EXERCISE
Nothing other than an exact copy of the records should be returned.
[Opening RECORD EXCERPTS section]
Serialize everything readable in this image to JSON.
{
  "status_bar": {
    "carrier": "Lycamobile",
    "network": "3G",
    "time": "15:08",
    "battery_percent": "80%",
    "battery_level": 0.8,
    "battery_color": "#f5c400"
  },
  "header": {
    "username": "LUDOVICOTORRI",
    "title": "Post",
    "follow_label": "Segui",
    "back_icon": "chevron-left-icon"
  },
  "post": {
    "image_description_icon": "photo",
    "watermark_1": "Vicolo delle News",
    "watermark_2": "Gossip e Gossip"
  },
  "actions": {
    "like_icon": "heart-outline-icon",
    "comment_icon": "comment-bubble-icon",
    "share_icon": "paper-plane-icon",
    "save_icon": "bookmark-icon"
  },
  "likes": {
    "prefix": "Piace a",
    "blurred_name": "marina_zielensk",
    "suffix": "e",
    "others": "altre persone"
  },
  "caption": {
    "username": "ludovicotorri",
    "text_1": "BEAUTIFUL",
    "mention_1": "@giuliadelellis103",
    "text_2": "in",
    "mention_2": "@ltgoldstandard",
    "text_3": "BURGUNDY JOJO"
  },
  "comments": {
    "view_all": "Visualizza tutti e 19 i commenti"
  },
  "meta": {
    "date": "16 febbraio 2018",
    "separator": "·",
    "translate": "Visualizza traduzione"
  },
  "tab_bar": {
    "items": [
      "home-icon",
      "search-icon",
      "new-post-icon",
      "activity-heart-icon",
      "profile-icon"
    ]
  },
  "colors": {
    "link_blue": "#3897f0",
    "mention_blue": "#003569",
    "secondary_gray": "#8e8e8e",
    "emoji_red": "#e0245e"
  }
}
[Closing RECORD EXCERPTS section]
RESULT OF THE TASK
Serialize everything readable in this image to JSON.
{
  "status_bar": {
    "carrier": "Lycamobile",
    "network": "3G",
    "time": "15:08",
    "battery_percent": "80%",
    "battery_level": 0.8,
    "battery_color": "#f5c400"
  },
  "header": {
    "username": "LUDOVICOTORRI",
    "title": "Post",
    "follow_label": "Segui",
    "back_icon": "chevron-left-icon"
  },
  "post": {
    "image_description_icon": "photo",
    "watermark_1": "Vicolo delle News",
    "watermark_2": "Gossip e Gossip"
  },
  "actions": {
    "like_icon": "heart-outline-icon",
    "comment_icon": "comment-bubble-icon",
    "share_icon": "paper-plane-icon",
    "save_icon": "bookmark-icon"
  },
  "likes": {
    "prefix": "Piace a",
    "blurred_name": "marina_zielensk",
    "suffix": "e",
    "others": "altre persone"
  },
  "caption": {
    "username": "ludovicotorri",
    "text_1": "BEAUTIFUL",
    "mention_1": "@giuliadelellis103",
    "text_2": "in",
    "mention_2": "@ltgoldstandard",
    "text_3": "BURGUNDY JOJO"
  },
  "comments": {
    "view_all": "Visualizza tutti e 19 i commenti"
  },
  "meta": {
    "date": "16 febbraio 2018",
    "separator": "·",
    "translate": "Visualizza traduzione"
  },
  "tab_bar": {
    "items": [
      "home-icon",
      "search-icon",
      "new-post-icon",
      "activity-heart-icon",
      "profile-icon"
    ]
  },
  "colors": {
    "link_blue": "#3897f0",
    "mention_blue": "#003569",
    "secondary_gray": "#8e8e8e",
    "emoji_red": "#e0245e"
  }
}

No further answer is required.